I played until 2 AM. It combined the city, units and ‘one more turn’ of Empire with the experience of Civilization the board game. Avalon Hill games were the gold standard, and I didn’t realize computer games could do that.
Arriving at MicroProse, Reynolds was tasked with making adventure games to compete with Sierra. This wasn’t the most successful avenue for MicroProse, and Reynolds began working on a prototype game that would become Colonization. After showing this to Meier, Reynolds was reassigned to work on that game full time.
When SimCity 2000 was released and was successful, the folks at MicroProse realized that iterative sequels could work. This made yet another new job for Reynolds. He was to make the sequel to Civilization.
How do you make a sequel to a game that covered all of human history?
Well, Reynolds decided to ask the folks on usenet what they’d like to see in a sequel. Other ideas were Reynolds’. He wanted to have more focus on non-war wins. Doing this meant that the diplomatic AI had to be expanded. According to Reynolds, this quadrupled the amount of code that was needed. Despite focusing on peace, war was upgraded too. CivII’s combat was far more tactical than that of CivI. Windows 95 had just launched and this gave Reynolds the ability to have a modular UI with multiple different screens. It allowed higher screen resolutions, which meant not only better graphics but also denser presentation of information. The result of all of this was Civilization II.
In 1993, MicroProse sold to Spectrum Holobyte.
When they took over, they didn’t have confidence in the game, so they did very little marketing for it. In the end, word of mouth saved it.

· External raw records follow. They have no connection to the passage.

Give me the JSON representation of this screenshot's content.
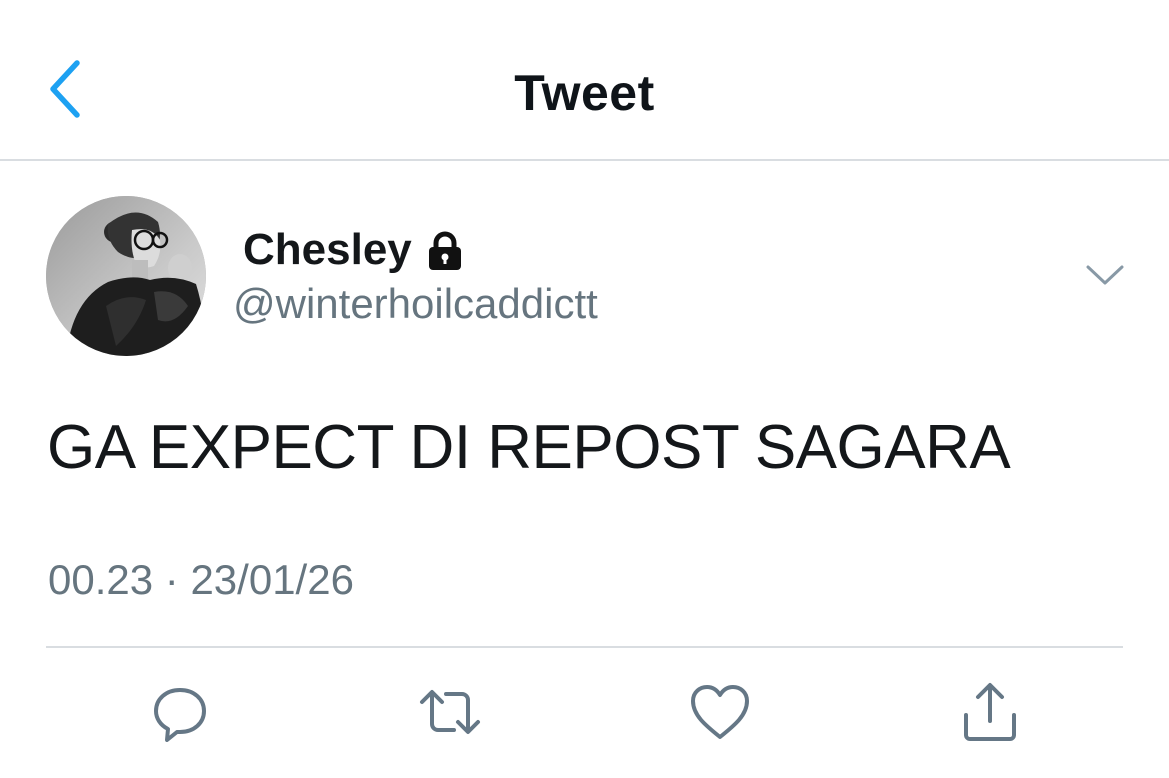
{
  "nav": {
    "title": "Tweet",
    "back_icon": "chevron-left-icon",
    "accent": "#1da1f2"
  },
  "author": {
    "display_name": "Chesley",
    "handle": "@winterhoilcaddictt",
    "protected_icon": "lock-icon",
    "avatar_icon": "profile-photo"
  },
  "tweet": {
    "text": "GA EXPECT DI REPOST SAGARA",
    "time": "00.23",
    "separator": "·",
    "date": "23/01/26"
  },
  "actions": [
    {
      "icon": "reply-icon"
    },
    {
      "icon": "retweet-icon"
    },
    {
      "icon": "like-icon"
    },
    {
      "icon": "share-icon"
    }
  ],
  "colors": {
    "text": "#14171a",
    "secondary": "#66757f",
    "divider": "#d9dde1"
  }
}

Spectrum Holobyte was expecting poor sales. Following it’s release on the 29th of February in 1996, Civilization was among the top sellers for the entire year. By year’s end, the game had earned $21.1 million (roughly $40.2 million in 2023), selling roughly half a million copies in the USA alone. Civilization II sold millions of copies over the following years. After the take over by MicroProse, however, the Civilization team left MicroProse to start Firaxis.

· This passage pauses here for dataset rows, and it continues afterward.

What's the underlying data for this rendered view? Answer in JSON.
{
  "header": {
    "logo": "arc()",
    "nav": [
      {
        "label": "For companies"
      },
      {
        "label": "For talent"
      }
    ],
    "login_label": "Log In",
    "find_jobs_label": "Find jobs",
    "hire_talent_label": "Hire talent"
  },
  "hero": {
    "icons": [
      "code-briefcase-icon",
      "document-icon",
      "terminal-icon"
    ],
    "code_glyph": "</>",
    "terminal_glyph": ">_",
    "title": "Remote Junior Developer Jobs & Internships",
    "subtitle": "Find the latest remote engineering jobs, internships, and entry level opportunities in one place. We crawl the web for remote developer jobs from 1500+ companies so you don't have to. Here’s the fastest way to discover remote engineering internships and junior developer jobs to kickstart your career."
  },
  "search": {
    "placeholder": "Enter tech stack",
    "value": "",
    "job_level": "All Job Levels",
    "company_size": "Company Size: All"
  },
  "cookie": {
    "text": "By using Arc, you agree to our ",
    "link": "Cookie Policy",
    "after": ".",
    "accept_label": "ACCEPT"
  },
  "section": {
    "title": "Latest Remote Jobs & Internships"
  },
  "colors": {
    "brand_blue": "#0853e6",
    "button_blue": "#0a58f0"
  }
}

Civilization II is a good game. It is, indeed, so good that one chap played a single game of Civilization II for 10 years. In 2012, he posted to reddit.com/r/gaming about this 10 year game. The in-game-year at the time of posting was 3991 AD:
The world is a hellish nightmare of suffering and devastation.
There are 3 remaining super nations in the year 3991 A.D, each competing for the scant resources left on the planet after dozens of nuclear wars have rendered vast swaths of the world uninhabitable wastelands.
This was enough of a story to get picked up by CNN. Sid Meier commented on it:
There’s no way we could have tested for this, so it was a surprise to us. I can’t say that we ever thought anyone would play a game of ‘Civ’ for that long. It’s exciting that a fan of the series would dedicate 10 years to playing one continuous game. We should probably send him a copy of ‘Civ V’ and ‘Civ V: Gods & Kings.’ Maybe in 10 years, he can create a similar scenario. We applaud you for playing what’s sure to be the longest-running game of ‘Civ’ ever.
Naturally, this one game spawned another subreddit.
The year is 3991. The war along the borders of Celtania, New Vikingland and America has been raging for 1700 years, and now we find ourselves at a stalemate. The world, ravaged by over 20 nuclear winters, is as good as dead. We can't feed our people, we can't farm our land, we can't afford to do anything but strengthen our military. Supreme Commander Lycerius has lead us for as long as anyone can remember, but his time is past, and a new ruler is needed to try to end this [expletive deleted] fight. Time to step up...
Getting Civilization II installed took some time:
I spent almost as much time with Civilization II as I did with SimCity and Civilization. I imagine many people did. Gaming at this time was a unique experience. People were doing things that had not been done before because these things had not been possible before, and thus had not been thought of before. It’s amazing to see these now and realize both how far we have come and how much of this DNA is in more modern titles.